Bring all of those jobs to Texas. We'll be happy to take'em off your hand California. As a third generation Houstonian and Texan, I am enjoying this transfer of economic power very much. No doubt Texas can do better in a lot of areas (namely higher education), but our libertarian leanings are servings us well.
Urban development scholar and California resident Joel Kotkin attempts to give his state a wake-up call at NewGeography.com. Here's a few excerpts:
In the future, historians may likely mark the 2010 midterm elections as the end of the California era and the beginning of the Texas one. In one stunning stroke, amid a national conservative tide, California voters essentially ratified a political and regulatory regime that has left much of the state unemployed and many others looking for the exits. California has drifted far away from the place that John Gunther described in 1946 as “the most spectacular and most diversified American state … so ripe, golden.” Instead of a role model, California has become a cautionary tale of mismanagement of what by all rights should be the country’s most prosperous big state. Its poverty rate is at least two points above the national average; its unemployment rate nearly three points above the national average. On Friday Gov. Arnold Schwarzenegger was forced yet again to call an emergency session in order to deal with the state’s enormous budget problems

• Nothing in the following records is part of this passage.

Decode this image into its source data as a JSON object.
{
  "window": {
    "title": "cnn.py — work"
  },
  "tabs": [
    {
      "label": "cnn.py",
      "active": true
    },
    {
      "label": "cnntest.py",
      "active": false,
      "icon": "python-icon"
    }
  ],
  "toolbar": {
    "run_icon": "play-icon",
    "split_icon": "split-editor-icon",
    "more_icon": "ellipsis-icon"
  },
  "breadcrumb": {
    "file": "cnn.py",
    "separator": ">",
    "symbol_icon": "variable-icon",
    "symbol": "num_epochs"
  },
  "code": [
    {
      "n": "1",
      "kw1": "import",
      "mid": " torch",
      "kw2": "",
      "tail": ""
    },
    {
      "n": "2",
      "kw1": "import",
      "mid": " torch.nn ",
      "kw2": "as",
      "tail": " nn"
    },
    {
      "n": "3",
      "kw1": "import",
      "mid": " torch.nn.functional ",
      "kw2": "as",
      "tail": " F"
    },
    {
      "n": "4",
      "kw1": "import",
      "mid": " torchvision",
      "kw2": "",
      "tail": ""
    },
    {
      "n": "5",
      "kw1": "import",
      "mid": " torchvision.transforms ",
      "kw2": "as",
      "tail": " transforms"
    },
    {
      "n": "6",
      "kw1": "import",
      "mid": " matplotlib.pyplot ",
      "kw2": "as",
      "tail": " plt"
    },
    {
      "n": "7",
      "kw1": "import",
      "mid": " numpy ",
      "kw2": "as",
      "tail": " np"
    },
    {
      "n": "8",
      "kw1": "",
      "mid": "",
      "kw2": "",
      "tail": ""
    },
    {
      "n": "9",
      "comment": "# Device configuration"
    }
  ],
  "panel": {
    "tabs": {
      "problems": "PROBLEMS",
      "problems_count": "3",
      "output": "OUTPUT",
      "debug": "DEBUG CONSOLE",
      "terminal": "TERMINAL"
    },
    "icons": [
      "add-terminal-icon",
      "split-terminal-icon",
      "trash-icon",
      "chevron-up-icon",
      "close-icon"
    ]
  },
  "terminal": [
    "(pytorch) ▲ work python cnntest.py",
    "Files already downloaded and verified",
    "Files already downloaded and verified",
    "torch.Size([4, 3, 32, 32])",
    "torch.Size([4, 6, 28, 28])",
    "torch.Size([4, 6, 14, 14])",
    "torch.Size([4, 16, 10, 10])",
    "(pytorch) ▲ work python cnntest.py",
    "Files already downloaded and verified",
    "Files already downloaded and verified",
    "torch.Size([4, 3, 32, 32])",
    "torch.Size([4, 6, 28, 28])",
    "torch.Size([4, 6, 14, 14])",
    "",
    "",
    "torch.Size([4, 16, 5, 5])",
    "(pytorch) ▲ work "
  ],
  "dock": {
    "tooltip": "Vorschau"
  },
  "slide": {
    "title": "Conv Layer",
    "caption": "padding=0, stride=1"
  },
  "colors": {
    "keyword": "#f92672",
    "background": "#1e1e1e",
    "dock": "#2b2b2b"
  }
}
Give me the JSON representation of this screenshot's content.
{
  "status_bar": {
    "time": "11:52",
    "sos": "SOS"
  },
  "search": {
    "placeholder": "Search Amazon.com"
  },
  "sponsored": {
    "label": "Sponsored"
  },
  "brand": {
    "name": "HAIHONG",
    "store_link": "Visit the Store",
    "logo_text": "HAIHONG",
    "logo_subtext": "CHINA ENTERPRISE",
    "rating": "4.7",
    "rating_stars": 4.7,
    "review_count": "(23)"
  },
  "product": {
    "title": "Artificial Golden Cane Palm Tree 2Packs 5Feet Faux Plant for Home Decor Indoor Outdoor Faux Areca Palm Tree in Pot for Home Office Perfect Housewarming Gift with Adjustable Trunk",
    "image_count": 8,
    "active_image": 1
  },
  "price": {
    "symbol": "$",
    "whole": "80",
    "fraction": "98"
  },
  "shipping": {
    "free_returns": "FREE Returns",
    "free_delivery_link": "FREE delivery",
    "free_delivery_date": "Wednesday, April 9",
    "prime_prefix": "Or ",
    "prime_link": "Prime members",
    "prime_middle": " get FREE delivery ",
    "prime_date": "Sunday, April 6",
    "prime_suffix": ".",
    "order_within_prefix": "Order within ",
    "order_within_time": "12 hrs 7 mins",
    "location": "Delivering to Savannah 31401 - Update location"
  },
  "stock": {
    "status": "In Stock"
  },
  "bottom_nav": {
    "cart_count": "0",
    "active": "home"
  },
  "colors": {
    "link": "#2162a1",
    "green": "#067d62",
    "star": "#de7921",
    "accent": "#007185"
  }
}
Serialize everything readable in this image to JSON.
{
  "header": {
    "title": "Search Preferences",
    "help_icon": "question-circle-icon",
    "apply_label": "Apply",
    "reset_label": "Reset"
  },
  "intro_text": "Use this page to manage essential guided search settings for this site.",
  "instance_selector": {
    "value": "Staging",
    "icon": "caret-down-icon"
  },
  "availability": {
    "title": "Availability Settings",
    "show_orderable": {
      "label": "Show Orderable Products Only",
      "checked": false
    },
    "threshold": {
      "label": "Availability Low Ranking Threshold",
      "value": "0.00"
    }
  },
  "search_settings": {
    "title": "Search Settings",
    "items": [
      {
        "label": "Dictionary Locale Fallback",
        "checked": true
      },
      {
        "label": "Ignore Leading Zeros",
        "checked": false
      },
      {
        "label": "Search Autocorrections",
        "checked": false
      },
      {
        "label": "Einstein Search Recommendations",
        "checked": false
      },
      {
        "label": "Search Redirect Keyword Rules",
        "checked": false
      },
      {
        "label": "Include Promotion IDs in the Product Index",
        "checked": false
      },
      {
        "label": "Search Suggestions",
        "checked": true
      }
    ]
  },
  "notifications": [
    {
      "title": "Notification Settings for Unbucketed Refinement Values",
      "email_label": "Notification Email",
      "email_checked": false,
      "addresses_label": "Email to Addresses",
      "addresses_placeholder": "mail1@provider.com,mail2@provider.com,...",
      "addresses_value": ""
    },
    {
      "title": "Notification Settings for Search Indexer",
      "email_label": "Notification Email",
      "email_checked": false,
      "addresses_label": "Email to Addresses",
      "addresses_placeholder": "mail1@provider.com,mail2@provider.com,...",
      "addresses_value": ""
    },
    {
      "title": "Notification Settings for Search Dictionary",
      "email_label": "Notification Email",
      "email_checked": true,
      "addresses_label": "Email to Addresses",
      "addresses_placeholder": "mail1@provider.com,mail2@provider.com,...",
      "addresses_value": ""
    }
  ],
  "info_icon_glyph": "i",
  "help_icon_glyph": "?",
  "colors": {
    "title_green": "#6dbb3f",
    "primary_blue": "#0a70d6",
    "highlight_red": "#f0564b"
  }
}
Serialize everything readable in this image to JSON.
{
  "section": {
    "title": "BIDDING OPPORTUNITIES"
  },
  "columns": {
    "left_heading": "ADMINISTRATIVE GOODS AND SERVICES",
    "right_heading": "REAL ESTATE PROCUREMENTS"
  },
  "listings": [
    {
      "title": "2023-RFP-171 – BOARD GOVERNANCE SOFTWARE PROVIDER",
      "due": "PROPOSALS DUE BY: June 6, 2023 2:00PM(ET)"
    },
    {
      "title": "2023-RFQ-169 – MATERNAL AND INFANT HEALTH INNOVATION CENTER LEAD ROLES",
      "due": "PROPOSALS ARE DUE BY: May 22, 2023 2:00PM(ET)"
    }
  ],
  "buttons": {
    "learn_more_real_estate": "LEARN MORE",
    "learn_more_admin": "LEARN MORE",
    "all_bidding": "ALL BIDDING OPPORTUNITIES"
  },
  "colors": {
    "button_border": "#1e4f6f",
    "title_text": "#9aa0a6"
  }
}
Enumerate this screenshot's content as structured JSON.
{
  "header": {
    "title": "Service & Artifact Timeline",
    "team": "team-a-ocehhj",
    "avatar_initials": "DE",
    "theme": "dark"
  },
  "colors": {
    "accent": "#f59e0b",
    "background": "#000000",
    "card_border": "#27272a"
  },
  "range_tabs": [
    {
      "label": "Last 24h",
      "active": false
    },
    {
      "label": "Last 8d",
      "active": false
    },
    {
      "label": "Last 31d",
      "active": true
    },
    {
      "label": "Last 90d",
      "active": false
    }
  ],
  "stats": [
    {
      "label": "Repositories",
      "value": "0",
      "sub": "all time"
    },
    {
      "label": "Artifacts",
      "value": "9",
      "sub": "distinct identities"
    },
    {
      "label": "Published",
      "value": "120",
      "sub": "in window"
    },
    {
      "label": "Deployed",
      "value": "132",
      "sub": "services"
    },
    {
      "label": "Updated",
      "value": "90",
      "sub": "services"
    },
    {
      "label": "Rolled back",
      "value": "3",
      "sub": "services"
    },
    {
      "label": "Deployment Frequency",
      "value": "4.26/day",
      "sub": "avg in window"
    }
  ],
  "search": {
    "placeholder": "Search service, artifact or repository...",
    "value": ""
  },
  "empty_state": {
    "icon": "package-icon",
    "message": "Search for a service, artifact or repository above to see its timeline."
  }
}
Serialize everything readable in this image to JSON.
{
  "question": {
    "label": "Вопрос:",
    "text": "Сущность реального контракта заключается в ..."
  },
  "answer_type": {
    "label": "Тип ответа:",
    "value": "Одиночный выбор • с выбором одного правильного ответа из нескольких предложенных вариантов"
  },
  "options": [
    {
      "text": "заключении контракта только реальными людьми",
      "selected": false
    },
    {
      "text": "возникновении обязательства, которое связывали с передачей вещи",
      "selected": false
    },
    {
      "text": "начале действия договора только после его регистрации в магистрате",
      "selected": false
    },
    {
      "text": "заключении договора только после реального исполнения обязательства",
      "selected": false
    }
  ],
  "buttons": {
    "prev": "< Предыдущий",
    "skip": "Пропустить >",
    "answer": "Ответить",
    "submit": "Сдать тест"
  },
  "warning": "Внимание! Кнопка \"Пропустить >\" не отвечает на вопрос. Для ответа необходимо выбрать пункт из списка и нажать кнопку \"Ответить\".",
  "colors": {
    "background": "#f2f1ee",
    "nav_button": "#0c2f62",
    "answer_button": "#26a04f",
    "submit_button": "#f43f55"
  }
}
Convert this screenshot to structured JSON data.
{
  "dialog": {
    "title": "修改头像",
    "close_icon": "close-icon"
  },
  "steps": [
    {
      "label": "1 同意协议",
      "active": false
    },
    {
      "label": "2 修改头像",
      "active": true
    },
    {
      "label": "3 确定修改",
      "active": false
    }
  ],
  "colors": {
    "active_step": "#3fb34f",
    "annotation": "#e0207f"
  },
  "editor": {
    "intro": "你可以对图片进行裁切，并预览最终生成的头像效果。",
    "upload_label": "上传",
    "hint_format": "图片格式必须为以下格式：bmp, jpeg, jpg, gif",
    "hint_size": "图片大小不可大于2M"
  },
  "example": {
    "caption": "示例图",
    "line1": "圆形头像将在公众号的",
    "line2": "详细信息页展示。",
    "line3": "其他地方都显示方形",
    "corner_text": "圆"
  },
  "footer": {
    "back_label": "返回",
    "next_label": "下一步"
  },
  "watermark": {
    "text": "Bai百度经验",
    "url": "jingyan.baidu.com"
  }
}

Texas’ trajectory, however, looks quite the opposite. California was recently ranked by Chief Executive magazine as having the worst business climate in the nation, while Texas’ was considered the best. Both Democrats and Republicans in the Lone State State generally embrace the gospel of economic growth and limited public sector expenditure. The defeated Democratic candidate for governor, the brainy former Houston Mayor Bill White, enjoyed robust business support and was widely considered more competent than the easily re-elected incumbent Rick Perry, who sometimes sounds more like a neo-Confederate crank than a serious leader. To be sure, Texas has its problems: a growing budget deficit, the need to expand infrastructure to service its rapid population growth and the presence of a large contingent of undereducated and uninsured poor people. But even conceding these problems, the growing chasm between the two megastates is evident in the economic and demographic numbers. Over the past decade nearly 1.5 million more people left California than stayed; only New York State lost more. In contrast, Texas gained over 800,000 new migrants. In California, foreign immigration–the one bright spot in its demography–has slowed, while that to Texas has increased markedly over the decade. A vast difference in economic performance is driving the demographic shifts. Since 1998, California’s economy has not produced a single new net job, notes economist John Husing. Public employment has swelled, but private jobs have declined. Critically, as Texas grew its middle-income jobs by 16%, one of the highest rates in the nation, California, at 2.1% growth, ranked near the bottom. In the year ending September, Texas accounted for roughly half of all the new jobs created in the country.
To read the whole article, click here.